_Your assignment:_ Your response should reproduce every line of the entries that contains the word "DELIVERY".
START Material for this task
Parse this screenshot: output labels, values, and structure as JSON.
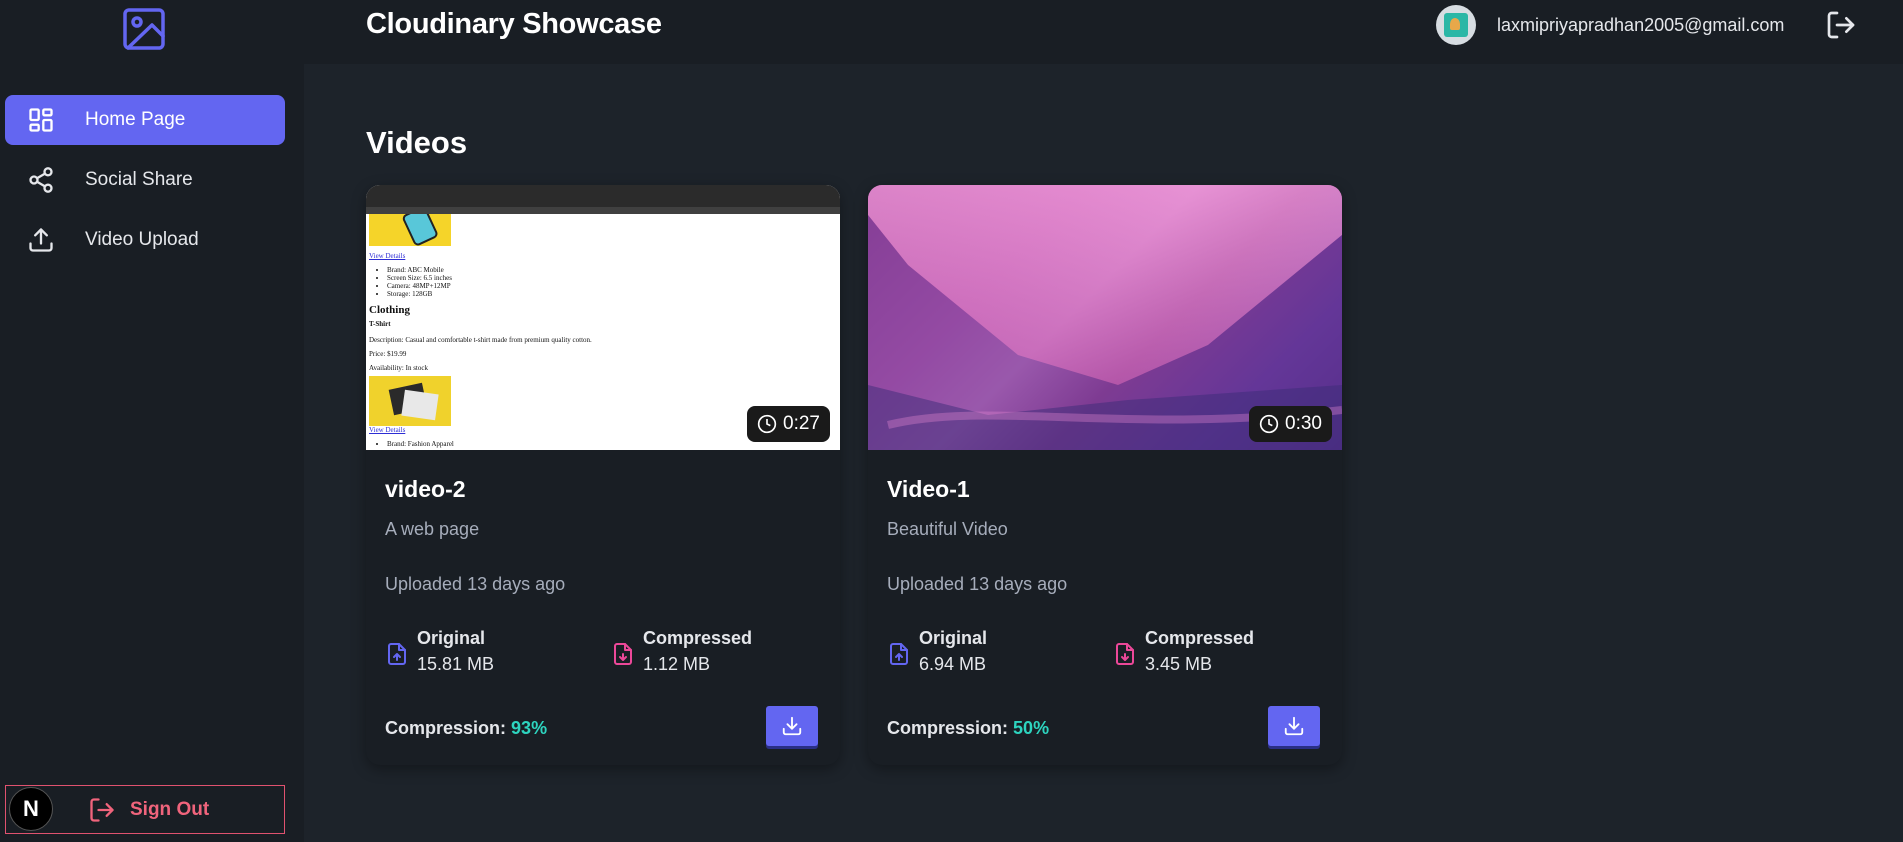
{
  "colors": {
    "accent": "#6366f1",
    "background": "#1d232a",
    "sidebar": "#191e24",
    "success": "#2dd4bf",
    "danger": "#f0647c"
  },
  "sidebar": {
    "logo_icon": "image-icon",
    "items": [
      {
        "label": "Home Page",
        "icon": "layout-dashboard-icon",
        "active": true
      },
      {
        "label": "Social Share",
        "icon": "share-icon",
        "active": false
      },
      {
        "label": "Video Upload",
        "icon": "upload-icon",
        "active": false
      }
    ],
    "sign_out_label": "Sign Out",
    "badge_letter": "N"
  },
  "header": {
    "title": "Cloudinary Showcase",
    "email": "laxmipriyapradhan2005@gmail.com"
  },
  "main": {
    "section_title": "Videos",
    "compression_label": "Compression:",
    "original_label": "Original",
    "compressed_label": "Compressed",
    "videos": [
      {
        "title": "video-2",
        "description": "A web page",
        "duration": "0:27",
        "uploaded": "Uploaded 13 days ago",
        "original_size": "15.81 MB",
        "compressed_size": "1.12 MB",
        "compression": "93%"
      },
      {
        "title": "Video-1",
        "description": "Beautiful Video",
        "duration": "0:30",
        "uploaded": "Uploaded 13 days ago",
        "original_size": "6.94 MB",
        "compressed_size": "3.45 MB",
        "compression": "50%"
      }
    ]
  },
  "preview_page": {
    "view_details": "View Details",
    "specs": [
      "Brand: ABC Mobile",
      "Screen Size: 6.5 inches",
      "Camera: 48MP+12MP",
      "Storage: 128GB"
    ],
    "category": "Clothing",
    "product": "T-Shirt",
    "description": "Description: Casual and comfortable t-shirt made from premium quality cotton.",
    "price": "Price: $19.99",
    "availability": "Availability: In stock",
    "brand2": "Brand: Fashion Apparel"
  }
}
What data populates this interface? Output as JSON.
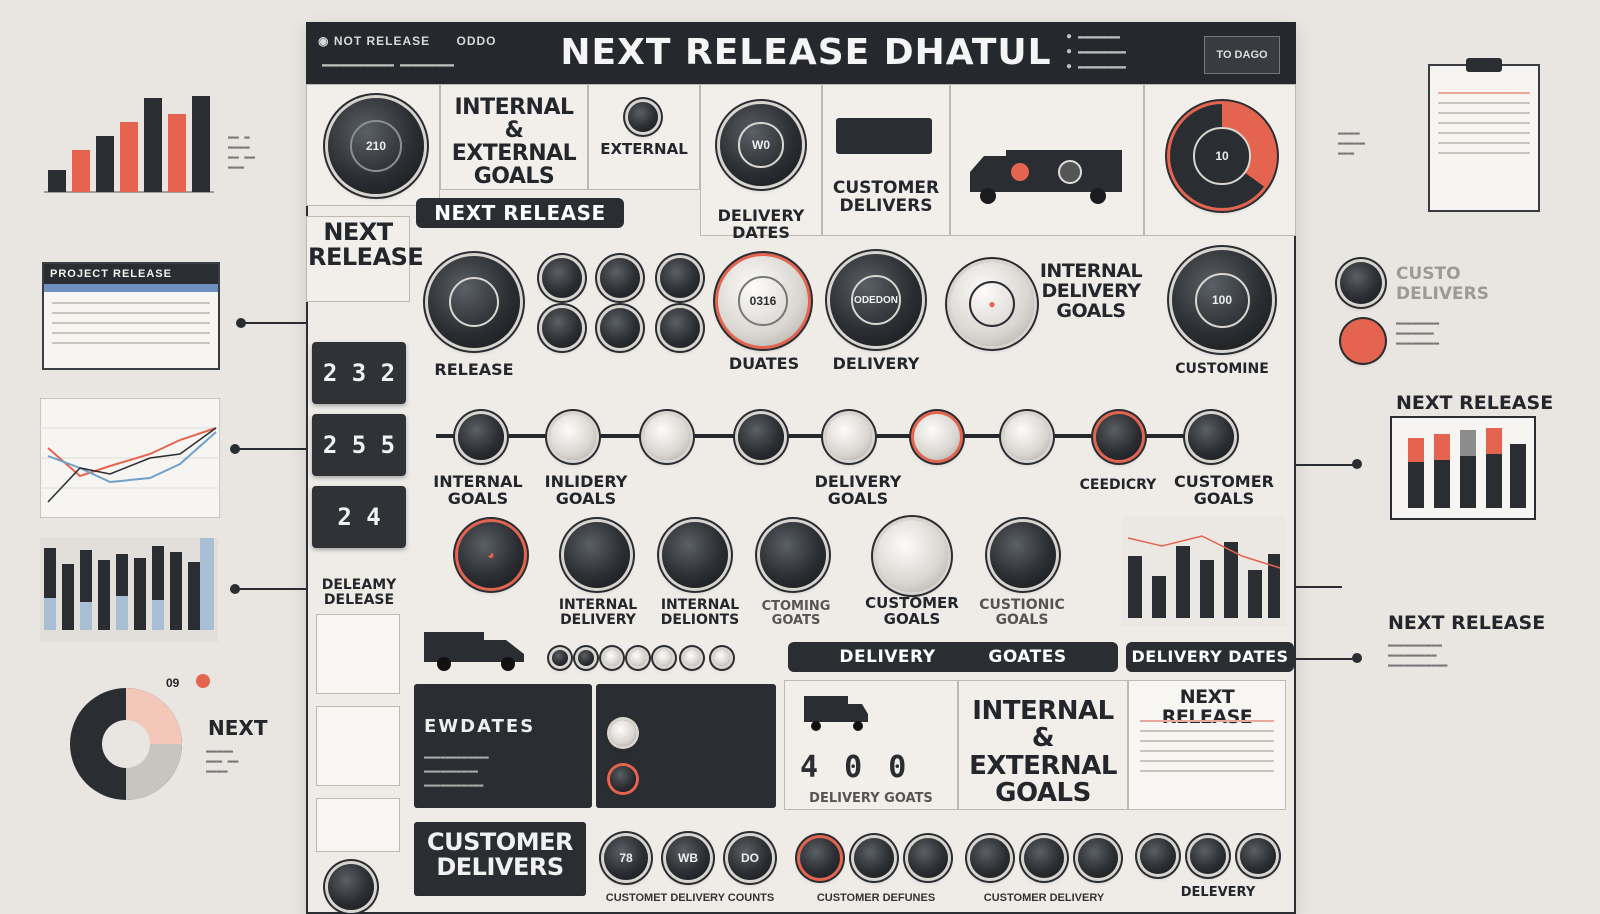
{
  "header": {
    "left_title": "NOT RELEASE",
    "left_code": "ODDO",
    "title": "NEXT RELEASE DHATUL",
    "button": "TO DAGO"
  },
  "top_row": {
    "clock_value": "210",
    "goals_title": "INTERNAL & EXTERNAL GOALS",
    "external": "EXTERNAL",
    "next_release_pill": "NEXT RELEASE",
    "delivery_dates": "DELIVERY DATES",
    "knob_value": "W0",
    "customer_delivers": "CUSTOMER DELIVERS",
    "red_knob_value": "10"
  },
  "left_column": {
    "next_release": "NEXT RELEASE",
    "counters": [
      "2 3 2",
      "2 5 5",
      "2 4"
    ],
    "delemy_delease": "DELEAMY DELEASE"
  },
  "middle_row": {
    "release": "RELEASE",
    "dials": [
      "0316",
      "ODEDON"
    ],
    "duates": "DUATES",
    "delivery": "DELIVERY",
    "internal_delivery_goals": "INTERNAL DELIVERY GOALS",
    "target_value": "100",
    "customine": "CUSTOMINE"
  },
  "timeline_labels": [
    "INTERNAL GOALS",
    "INLIDERY GOALS",
    "DELIVERY GOALS",
    "CEEDICRY",
    "CUSTOMER GOALS"
  ],
  "lower_labels": [
    "INTERNAL DELIVERY",
    "INTERNAL DELIONTS",
    "CTOMING GOATS",
    "CUSTOMER GOALS",
    "CUSTIONIC GOALS"
  ],
  "strip": {
    "delivery": "DELIVERY",
    "goates": "GOATES",
    "delivery_dates": "DELIVERY DATES"
  },
  "bottom": {
    "ewdates": "EWDATES",
    "digits": "4 0 0",
    "delivery_goats": "DELIVERY GOATS",
    "goals_title": "INTERNAL & EXTERNAL GOALS",
    "next_release": "NEXT RELEASE",
    "customer_delivers": "CUSTOMER DELIVERS",
    "knobs": [
      "78",
      "WB",
      "DO"
    ],
    "customet_delivery": "CUSTOMET DELIVERY COUNTS",
    "customer_defunes": "CUSTOMER DEFUNES",
    "customer_delivery": "CUSTOMER DELIVERY",
    "delevery": "DELEVERY"
  },
  "sidebar_left": {
    "project_release": "PROJECT RELEASE",
    "next": "NEXT",
    "small_counts": "09"
  },
  "sidebar_right": {
    "custom_delivers": "CUSTO DELIVERS",
    "next_release_1": "NEXT RELEASE",
    "next_release_2": "NEXT RELEASE"
  },
  "colors": {
    "dark": "#2a2d31",
    "accent": "#e4644f",
    "board": "#efece8",
    "paper": "#e9e5e0"
  }
}
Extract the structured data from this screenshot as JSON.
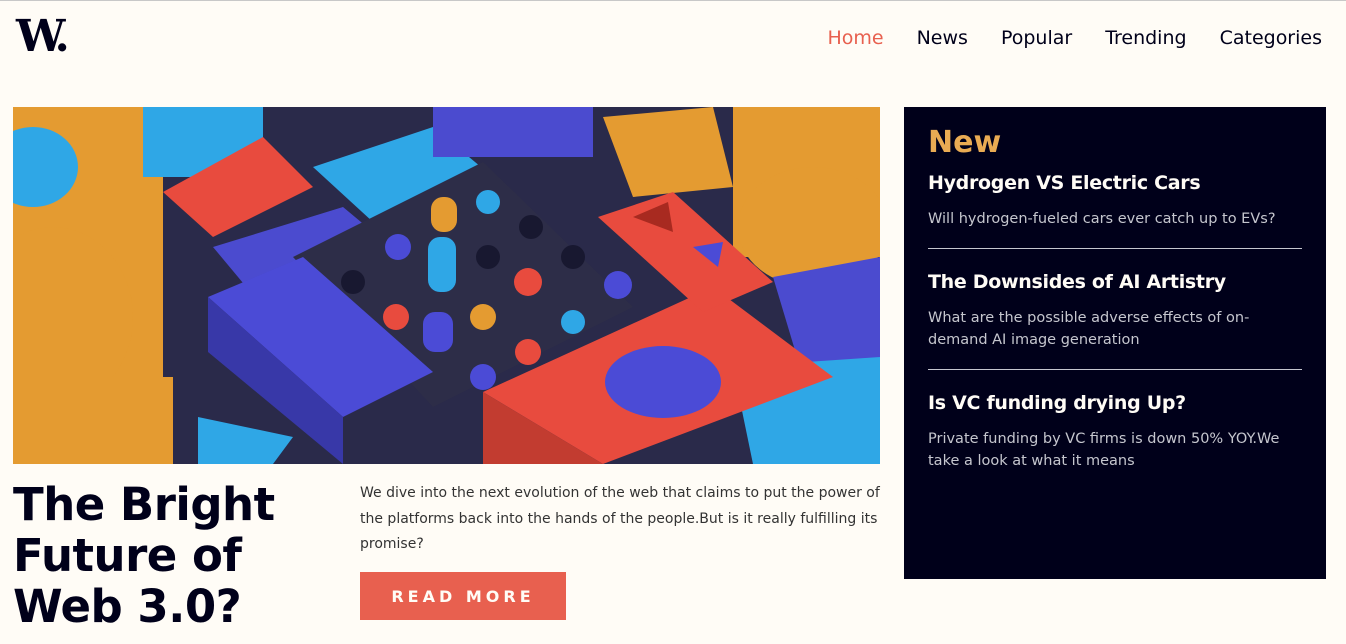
{
  "header": {
    "logo": "W.",
    "nav": [
      "Home",
      "News",
      "Popular",
      "Trending",
      "Categories"
    ],
    "active_nav": "Home"
  },
  "main": {
    "image_alt": "abstract colorful 3D blocks",
    "headline": "The Bright Future of Web 3.0?",
    "lead": "We dive into the next evolution of the web that claims to put the power of the platforms back into the hands of the people.But is it really fulfilling its promise?",
    "cta": "READ MORE"
  },
  "sidebar": {
    "title": "New",
    "items": [
      {
        "title": "Hydrogen VS Electric Cars",
        "text": "Will hydrogen-fueled cars ever catch up to EVs?"
      },
      {
        "title": "The Downsides of AI Artistry",
        "text": "What are the possible adverse effects of on-demand AI image generation"
      },
      {
        "title": "Is VC funding drying Up?",
        "text": "Private funding by VC firms is down 50% YOY.We take a look at what it means"
      }
    ]
  },
  "colors": {
    "accent": "#e8604f",
    "dark": "#00001a",
    "highlight": "#e9ab53",
    "background": "#fffcf6"
  }
}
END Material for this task
_Solution to the problem:_
    "delivery_dates": "DELIVERY DATES",
    "delivery": "DELIVERY",
    "internal_delivery_goals": "INTERNAL DELIVERY GOALS",
    "DELIVERY GOALS",
    "INTERNAL DELIVERY",
    "delivery": "DELIVERY",
    "delivery_dates": "DELIVERY DATES"
    "delivery_goats": "DELIVERY GOATS",
    "customet_delivery": "CUSTOMET DELIVERY COUNTS",
    "customer_delivery": "CUSTOMER DELIVERY",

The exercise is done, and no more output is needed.